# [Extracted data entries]
++++
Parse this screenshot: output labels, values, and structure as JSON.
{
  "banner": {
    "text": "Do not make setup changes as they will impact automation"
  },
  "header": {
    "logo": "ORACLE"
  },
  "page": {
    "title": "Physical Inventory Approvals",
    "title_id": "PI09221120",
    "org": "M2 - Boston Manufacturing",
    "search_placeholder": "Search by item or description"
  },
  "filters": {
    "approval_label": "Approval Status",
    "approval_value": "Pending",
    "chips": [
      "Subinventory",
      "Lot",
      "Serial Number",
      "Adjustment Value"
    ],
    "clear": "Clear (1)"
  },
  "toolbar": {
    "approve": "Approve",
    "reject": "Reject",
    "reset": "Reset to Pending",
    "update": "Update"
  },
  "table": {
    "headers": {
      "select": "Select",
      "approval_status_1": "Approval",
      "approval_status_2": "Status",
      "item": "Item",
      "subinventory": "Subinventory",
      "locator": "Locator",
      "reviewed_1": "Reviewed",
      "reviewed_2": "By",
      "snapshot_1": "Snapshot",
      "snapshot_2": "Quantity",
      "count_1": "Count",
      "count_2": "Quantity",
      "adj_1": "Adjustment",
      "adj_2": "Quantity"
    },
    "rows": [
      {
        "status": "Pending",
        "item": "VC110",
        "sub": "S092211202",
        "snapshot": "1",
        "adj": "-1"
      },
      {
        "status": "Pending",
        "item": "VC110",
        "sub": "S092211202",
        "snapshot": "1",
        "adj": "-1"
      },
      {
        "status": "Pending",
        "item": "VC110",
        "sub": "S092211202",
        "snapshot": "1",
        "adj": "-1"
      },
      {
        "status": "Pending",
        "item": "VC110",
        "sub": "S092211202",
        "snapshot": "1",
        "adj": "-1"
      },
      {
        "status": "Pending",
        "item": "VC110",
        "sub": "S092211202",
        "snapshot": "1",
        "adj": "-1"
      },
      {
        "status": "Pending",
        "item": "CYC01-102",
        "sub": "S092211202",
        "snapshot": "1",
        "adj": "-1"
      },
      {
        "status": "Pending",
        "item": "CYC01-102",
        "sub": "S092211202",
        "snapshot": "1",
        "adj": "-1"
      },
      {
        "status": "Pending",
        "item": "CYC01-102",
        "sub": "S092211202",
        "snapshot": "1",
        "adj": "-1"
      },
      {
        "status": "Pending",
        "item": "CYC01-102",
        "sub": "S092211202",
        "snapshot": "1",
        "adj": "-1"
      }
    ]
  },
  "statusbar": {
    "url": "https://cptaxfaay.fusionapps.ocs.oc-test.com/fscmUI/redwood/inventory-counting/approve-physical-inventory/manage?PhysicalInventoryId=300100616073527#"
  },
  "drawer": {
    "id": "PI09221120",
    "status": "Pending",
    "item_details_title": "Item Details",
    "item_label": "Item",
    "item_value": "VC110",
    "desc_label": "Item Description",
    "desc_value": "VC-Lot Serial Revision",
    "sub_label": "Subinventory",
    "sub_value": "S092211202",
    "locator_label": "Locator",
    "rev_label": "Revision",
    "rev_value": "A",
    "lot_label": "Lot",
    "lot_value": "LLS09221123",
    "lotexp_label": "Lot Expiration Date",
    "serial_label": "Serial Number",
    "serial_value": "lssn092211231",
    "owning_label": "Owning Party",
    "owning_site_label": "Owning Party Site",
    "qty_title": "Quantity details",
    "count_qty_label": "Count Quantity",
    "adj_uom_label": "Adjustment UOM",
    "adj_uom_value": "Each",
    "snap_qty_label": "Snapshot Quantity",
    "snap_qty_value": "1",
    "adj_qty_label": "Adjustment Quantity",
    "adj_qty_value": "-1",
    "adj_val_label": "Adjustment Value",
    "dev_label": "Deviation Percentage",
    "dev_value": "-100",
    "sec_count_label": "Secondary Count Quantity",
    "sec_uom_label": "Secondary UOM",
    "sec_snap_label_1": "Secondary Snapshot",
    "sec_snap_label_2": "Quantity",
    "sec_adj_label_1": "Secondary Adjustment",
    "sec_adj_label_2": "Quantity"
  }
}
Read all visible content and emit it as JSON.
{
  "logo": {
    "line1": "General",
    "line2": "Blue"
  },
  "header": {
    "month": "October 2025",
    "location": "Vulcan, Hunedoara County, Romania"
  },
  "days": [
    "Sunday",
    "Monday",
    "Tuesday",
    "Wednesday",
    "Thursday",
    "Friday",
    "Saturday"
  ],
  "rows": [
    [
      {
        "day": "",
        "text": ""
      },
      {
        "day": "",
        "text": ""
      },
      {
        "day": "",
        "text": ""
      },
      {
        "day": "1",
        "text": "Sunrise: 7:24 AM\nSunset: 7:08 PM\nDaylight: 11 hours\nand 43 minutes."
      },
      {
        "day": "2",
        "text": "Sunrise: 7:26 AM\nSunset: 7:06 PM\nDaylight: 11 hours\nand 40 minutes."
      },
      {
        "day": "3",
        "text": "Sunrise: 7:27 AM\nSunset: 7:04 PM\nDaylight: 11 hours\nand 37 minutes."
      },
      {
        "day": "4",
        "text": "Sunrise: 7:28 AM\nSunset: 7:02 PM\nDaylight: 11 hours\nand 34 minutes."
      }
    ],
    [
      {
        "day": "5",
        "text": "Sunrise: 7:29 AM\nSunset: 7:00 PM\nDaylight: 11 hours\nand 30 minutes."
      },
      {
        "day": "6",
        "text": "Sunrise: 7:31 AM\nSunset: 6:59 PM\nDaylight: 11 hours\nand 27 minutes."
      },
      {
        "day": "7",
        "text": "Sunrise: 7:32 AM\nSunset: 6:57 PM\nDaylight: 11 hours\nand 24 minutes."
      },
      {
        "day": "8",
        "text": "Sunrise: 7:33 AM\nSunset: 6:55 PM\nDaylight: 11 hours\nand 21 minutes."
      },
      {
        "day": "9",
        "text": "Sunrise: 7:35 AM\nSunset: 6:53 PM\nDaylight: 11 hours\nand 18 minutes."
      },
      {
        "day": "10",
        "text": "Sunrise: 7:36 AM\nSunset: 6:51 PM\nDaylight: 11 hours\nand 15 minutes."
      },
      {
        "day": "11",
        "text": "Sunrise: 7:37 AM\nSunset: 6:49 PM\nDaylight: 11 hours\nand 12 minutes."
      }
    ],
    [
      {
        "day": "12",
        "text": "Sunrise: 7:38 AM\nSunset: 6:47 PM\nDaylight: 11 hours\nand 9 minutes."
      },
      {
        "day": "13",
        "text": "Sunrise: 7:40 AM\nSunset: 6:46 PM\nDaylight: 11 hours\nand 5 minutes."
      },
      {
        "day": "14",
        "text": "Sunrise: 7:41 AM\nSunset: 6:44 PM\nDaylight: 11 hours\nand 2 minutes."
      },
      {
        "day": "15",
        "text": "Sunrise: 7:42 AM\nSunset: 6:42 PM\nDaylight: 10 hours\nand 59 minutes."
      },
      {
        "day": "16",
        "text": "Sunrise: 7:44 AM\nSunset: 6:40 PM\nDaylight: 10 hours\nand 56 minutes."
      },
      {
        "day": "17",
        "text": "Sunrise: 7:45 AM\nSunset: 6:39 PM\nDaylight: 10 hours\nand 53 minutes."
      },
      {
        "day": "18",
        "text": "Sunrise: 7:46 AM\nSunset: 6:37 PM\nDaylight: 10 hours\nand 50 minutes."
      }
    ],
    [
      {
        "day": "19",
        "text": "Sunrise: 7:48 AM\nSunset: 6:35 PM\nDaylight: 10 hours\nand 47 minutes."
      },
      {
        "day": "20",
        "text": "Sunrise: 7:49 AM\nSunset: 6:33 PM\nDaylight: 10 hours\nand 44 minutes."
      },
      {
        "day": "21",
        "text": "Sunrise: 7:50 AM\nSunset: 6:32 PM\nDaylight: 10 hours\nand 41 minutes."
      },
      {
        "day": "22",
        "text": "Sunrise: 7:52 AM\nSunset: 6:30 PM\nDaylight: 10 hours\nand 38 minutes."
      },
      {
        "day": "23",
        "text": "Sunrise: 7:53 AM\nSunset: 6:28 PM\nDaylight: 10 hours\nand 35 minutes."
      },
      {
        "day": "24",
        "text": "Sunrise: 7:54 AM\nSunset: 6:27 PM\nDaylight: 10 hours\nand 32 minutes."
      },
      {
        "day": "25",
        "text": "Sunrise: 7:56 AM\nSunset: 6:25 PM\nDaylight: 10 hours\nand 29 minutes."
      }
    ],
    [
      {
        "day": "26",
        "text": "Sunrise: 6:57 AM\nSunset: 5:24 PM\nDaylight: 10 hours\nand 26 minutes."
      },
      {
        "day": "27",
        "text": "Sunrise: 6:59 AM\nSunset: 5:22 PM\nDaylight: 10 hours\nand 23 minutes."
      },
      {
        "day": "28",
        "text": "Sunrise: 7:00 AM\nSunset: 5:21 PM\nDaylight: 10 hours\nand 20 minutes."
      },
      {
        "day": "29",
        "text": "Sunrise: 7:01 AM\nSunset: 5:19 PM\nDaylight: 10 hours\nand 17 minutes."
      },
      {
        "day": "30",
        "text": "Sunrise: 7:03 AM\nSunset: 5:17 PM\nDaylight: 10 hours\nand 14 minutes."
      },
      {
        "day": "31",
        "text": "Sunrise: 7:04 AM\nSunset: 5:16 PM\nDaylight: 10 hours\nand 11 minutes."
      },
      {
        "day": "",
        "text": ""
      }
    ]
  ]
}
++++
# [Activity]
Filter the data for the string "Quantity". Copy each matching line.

# [Answer for this exercise]
      "snapshot_2": "Quantity",
      "count_2": "Quantity",
      "adj_2": "Quantity"
    "qty_title": "Quantity details",
    "count_qty_label": "Count Quantity",
    "snap_qty_label": "Snapshot Quantity",
    "adj_qty_label": "Adjustment Quantity",
    "sec_count_label": "Secondary Count Quantity",
    "sec_snap_label_2": "Quantity",
    "sec_adj_label_2": "Quantity"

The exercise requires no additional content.